** Exercise details **
Your task is to copy each line of the material below that includes "number".

(Beginning of Data provided)

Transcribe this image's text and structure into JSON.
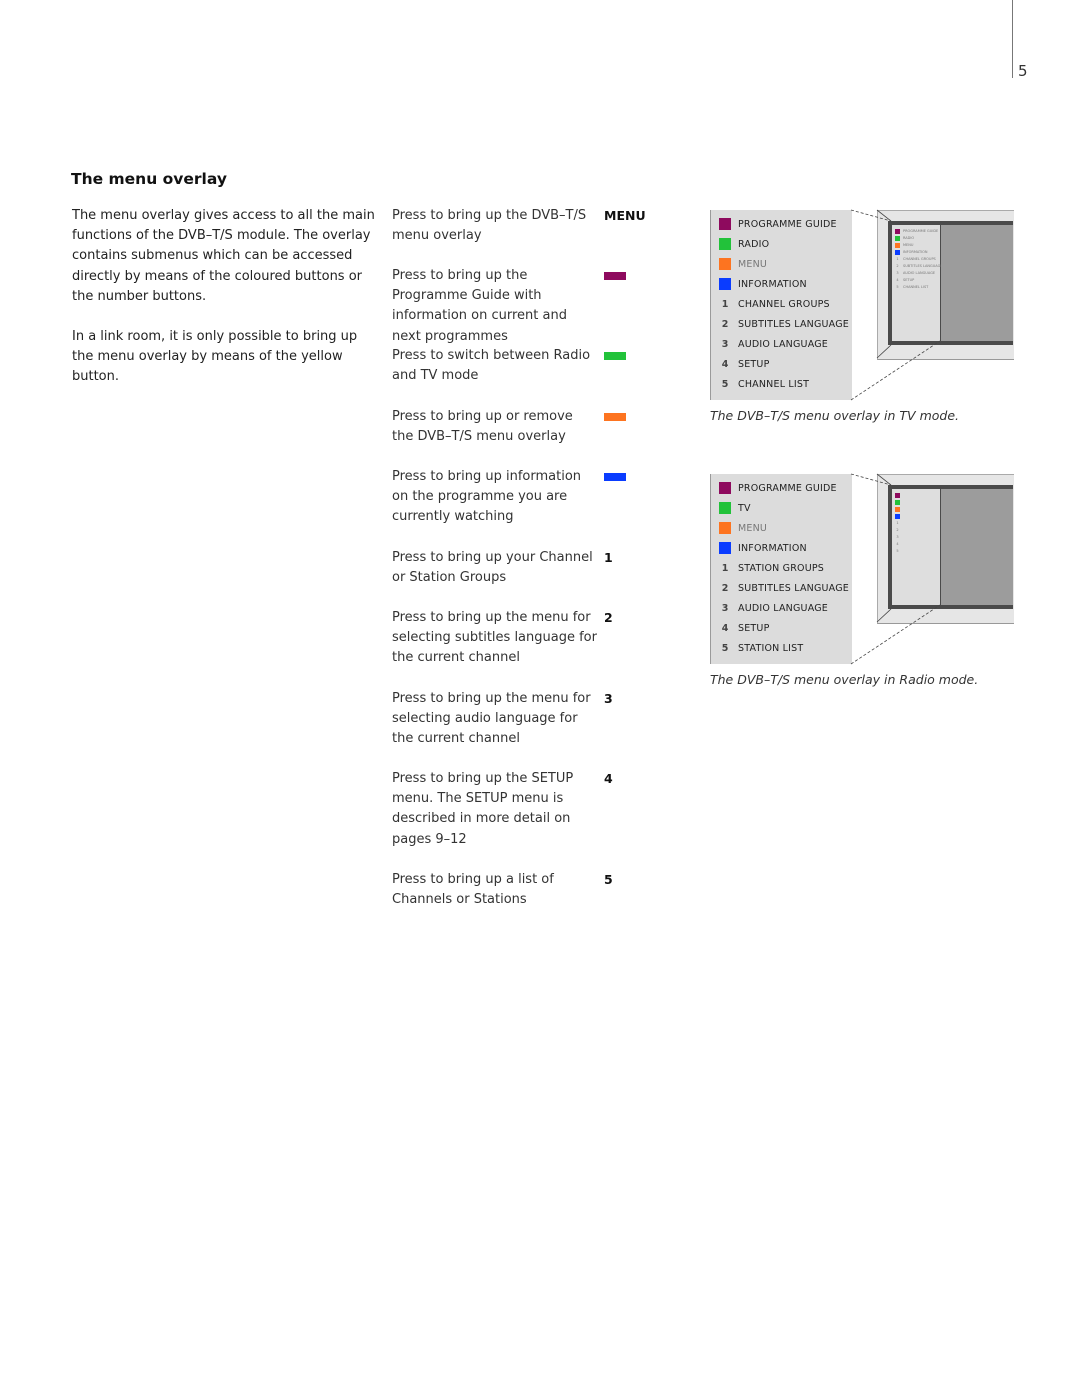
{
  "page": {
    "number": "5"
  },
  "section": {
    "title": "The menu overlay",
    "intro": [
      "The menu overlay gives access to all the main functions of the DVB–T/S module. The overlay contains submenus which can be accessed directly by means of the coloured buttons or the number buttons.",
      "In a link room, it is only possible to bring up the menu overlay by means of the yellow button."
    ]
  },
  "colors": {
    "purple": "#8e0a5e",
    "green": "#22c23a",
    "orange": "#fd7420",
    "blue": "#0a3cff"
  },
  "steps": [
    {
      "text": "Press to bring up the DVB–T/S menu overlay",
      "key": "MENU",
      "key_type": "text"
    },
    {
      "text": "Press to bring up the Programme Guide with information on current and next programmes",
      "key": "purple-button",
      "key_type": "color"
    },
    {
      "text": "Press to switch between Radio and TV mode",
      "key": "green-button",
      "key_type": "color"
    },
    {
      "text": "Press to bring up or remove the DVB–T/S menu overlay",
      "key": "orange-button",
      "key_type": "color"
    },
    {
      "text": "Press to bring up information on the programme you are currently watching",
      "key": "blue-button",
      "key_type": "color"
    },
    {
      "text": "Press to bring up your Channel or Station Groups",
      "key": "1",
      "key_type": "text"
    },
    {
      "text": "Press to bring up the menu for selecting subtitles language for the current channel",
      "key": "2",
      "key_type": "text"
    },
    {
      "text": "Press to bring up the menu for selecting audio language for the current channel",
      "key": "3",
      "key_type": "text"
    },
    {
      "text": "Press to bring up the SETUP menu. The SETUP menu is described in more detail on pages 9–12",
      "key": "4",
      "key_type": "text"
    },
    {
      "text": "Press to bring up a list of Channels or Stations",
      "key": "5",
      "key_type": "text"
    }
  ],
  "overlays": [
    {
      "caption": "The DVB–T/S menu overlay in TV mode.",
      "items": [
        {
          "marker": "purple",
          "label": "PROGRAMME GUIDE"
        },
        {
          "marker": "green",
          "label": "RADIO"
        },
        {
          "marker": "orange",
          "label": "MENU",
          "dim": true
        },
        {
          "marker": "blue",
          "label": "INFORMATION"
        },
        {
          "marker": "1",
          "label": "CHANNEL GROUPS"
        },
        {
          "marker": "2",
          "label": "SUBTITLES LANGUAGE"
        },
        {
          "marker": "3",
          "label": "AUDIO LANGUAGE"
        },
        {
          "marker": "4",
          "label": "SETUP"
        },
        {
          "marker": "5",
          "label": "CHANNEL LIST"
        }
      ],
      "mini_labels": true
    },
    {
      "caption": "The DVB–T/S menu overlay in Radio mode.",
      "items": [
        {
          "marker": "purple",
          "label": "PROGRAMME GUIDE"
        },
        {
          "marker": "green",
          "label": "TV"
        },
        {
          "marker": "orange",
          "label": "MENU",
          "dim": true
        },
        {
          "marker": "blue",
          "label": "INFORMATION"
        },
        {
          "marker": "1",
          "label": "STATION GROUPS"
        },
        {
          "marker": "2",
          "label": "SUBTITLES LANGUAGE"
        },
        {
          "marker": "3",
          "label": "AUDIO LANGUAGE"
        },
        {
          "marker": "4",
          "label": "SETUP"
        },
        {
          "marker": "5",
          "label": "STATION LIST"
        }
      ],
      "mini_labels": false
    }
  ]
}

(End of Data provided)
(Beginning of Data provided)

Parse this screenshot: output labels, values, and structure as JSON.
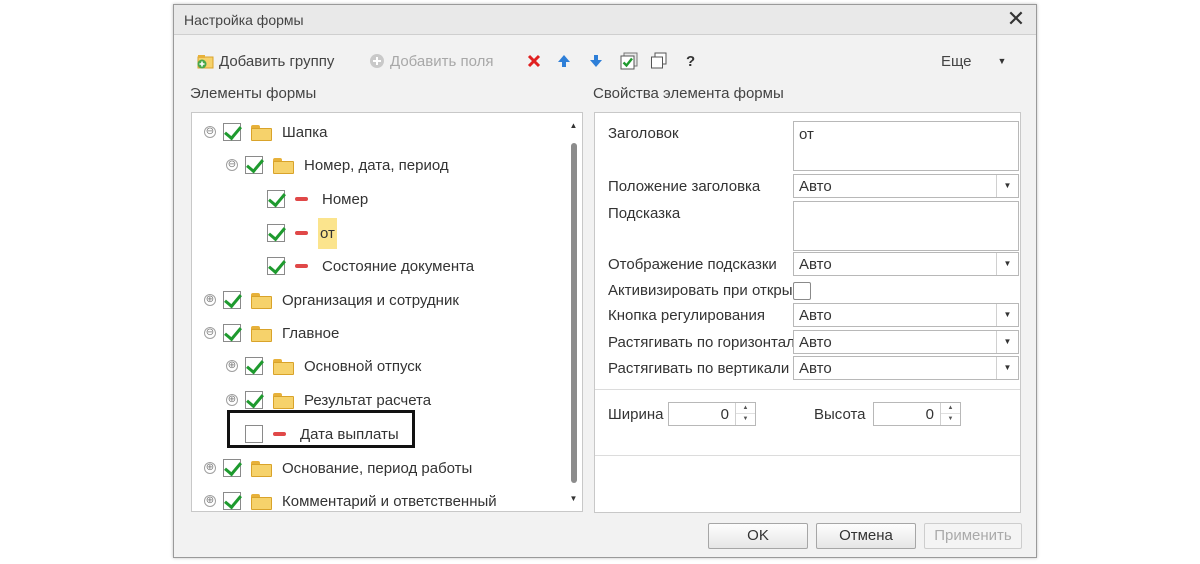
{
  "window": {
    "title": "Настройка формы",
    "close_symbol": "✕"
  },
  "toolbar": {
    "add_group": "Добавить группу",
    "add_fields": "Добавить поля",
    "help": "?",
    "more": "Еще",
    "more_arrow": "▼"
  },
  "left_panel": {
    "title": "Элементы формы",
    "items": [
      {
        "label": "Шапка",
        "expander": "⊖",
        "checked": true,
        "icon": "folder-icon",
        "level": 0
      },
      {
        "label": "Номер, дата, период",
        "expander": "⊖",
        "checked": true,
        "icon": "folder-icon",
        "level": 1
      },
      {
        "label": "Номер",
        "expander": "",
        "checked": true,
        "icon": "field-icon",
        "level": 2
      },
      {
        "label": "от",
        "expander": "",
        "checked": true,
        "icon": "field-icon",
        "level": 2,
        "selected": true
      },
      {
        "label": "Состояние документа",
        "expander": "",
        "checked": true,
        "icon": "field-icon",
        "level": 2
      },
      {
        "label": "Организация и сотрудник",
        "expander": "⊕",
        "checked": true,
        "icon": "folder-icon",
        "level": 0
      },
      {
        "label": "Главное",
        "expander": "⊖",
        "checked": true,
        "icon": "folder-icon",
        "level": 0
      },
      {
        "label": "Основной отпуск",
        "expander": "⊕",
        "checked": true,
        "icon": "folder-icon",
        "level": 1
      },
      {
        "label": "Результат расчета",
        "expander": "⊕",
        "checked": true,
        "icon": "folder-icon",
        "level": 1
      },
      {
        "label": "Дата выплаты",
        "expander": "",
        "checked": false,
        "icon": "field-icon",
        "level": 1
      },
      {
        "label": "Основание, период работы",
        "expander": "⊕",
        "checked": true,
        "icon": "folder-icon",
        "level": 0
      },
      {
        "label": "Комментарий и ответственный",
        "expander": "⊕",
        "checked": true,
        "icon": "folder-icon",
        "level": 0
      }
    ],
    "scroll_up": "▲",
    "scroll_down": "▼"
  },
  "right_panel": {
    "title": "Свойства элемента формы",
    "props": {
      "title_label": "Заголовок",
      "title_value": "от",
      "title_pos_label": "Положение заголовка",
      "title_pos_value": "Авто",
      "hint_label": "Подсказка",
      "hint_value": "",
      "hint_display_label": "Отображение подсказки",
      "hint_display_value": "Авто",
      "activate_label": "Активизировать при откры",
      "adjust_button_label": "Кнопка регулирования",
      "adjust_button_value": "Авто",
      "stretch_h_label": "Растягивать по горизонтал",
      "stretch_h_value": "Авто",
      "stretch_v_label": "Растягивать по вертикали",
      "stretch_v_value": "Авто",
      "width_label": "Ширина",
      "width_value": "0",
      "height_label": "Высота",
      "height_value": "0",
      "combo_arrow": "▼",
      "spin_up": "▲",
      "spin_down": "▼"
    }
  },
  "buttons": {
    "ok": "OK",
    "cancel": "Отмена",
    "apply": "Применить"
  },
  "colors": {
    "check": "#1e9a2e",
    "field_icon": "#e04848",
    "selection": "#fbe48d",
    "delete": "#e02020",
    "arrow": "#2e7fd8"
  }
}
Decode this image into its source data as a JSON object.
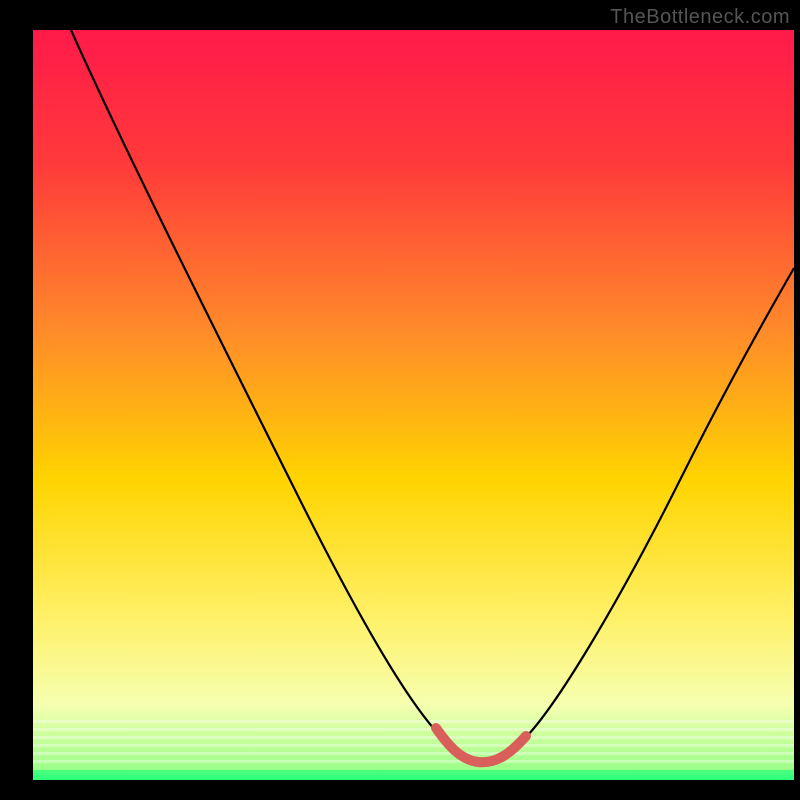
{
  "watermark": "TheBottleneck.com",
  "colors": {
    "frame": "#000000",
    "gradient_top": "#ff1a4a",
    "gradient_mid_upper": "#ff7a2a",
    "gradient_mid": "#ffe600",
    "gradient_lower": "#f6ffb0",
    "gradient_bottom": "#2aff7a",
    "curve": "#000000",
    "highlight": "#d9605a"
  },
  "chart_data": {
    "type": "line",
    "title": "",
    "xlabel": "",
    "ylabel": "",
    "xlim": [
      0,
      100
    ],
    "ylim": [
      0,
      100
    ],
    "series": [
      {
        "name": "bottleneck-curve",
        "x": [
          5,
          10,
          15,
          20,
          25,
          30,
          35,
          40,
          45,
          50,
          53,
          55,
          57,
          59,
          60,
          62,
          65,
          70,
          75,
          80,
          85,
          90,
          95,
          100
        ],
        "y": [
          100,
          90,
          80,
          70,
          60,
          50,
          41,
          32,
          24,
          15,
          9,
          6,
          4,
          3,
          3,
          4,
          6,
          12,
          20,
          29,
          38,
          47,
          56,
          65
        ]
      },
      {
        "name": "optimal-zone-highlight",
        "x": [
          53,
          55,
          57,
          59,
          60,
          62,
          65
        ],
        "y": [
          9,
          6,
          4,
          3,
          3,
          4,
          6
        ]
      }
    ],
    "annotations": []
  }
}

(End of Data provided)

** Solved exercise **
    "number": "5"
      "The menu overlay gives access to all the main functions of the DVB–T/S module. The overlay contains submenus which can be accessed directly by means of the coloured buttons or the number buttons.",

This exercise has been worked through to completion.